Turkey must commit to not target U.S.-backed Kurdish forces before American troops are pulled from Syria, national security adviser John Bolton said on Jan. 6.
President Donald Trump’s order to withdraw U.S. troops is a “cause and effect mission” that requires assurances from Turkey and other players in the region before it can be executed, Bolton told reporters in Jerusalem.
“Timetables or the timing of the withdrawal occurs as a result of the fulfillment of the conditions and the establishment of the circumstances that we want to see,” Bolton said. “It’s not the establishment of an arbitrary point for the withdrawal to take place as President Obama did in the Afghan situation…the timetable flows from the policy decisions that we need to implement.”
Trump has told Turkish President Recep Tayyip Erdogan that withdrawal of U.S. troops from Syria “is pending assurances that Turkey will protect Kurdish fighters who have long provided the U.S. with solid support in the campaign against Islamic State militants,” Bolton said, adding, “I’m going to follow what the president said.”
Bolton will travel to Ankara on Jan. 7 as part of a regional tour aimed at laying the groundwork for the withdrawal.
The Kurdish YPG has been instrumental in the fight that has dismantled the so-called Islamic State (ISIS) “caliphate” in Syria. Turkey, however, considers the YPG to be an offshoot of the Kurdistan Workers’ Party, or PKK, which is classified as a terrorist group by both Ankara and Washington.
According to reports, U.S. envoy Jim Jeffrey said the State Department has been seeking an arrangement with Turkey that would allow Turkish forces to enter northern Syria while avoiding largely Kurdish areas.
Bolton said part of his discussions in Ankara will be aimed at determining “what the dispensary of the Turkish forces is going to be, how they relate to the opposition, and so on.”

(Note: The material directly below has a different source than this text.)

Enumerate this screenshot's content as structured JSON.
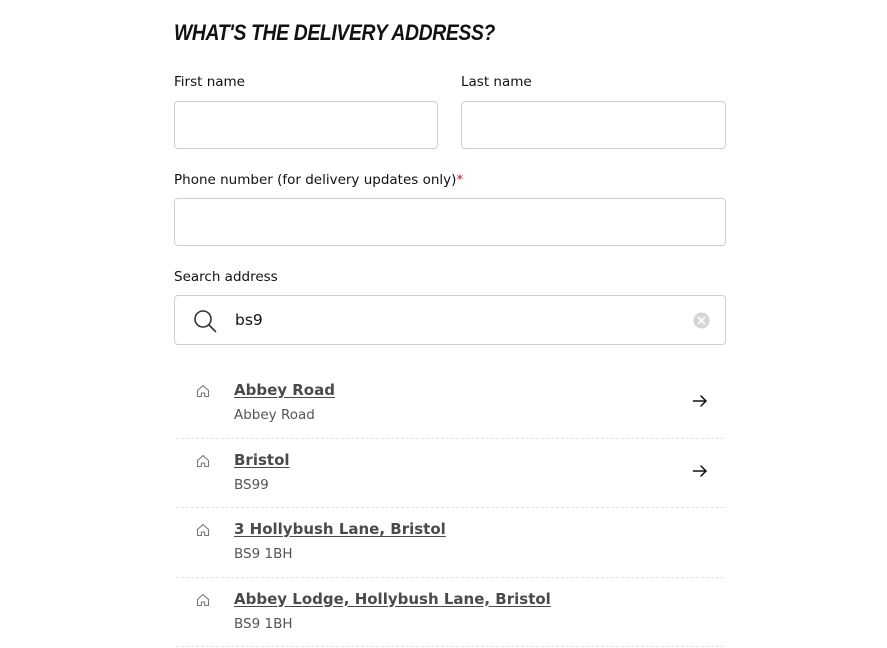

Jeffrey and Chairman of the Joint Chiefs of Staff Gen. Joe Dunford will join Bolton for talks in the Turkish capital on Jan. 8. Gen. Dunford will remain in Turkey to continue talks with military counterparts, while Jeffrey will continue on to Syria to talk to opposition forces, reports say.
Bolton also said that despite talk from Trump of a complete withdrawal, the U.S. may leave some forces in place at its base in Al-Tanf in southeastern Syria to prevent Iran from entrenching itself further in the country, a key concern of U.S. allies including Israel, Saudi Arabia, and the Gulf States.
“Part of what we want to see is no vacuum in northeast Syria that malign forces can take advantage of so that will be a big part of discussions with the Turks,” Bolton said. “It’s going to be a different environment after we leave, there is no question about that, but there is no desire to see Iran’s influence spread that’s for sure.”
Defense Secretary Jim Mattis announced his resignation last month after Trump announced his decision to withdraw troops from Syria. Though Trump had declared the fight against Islamic State (ISIS) is largely completed, Mattis warned there was still much work to be done to stabilize Syria.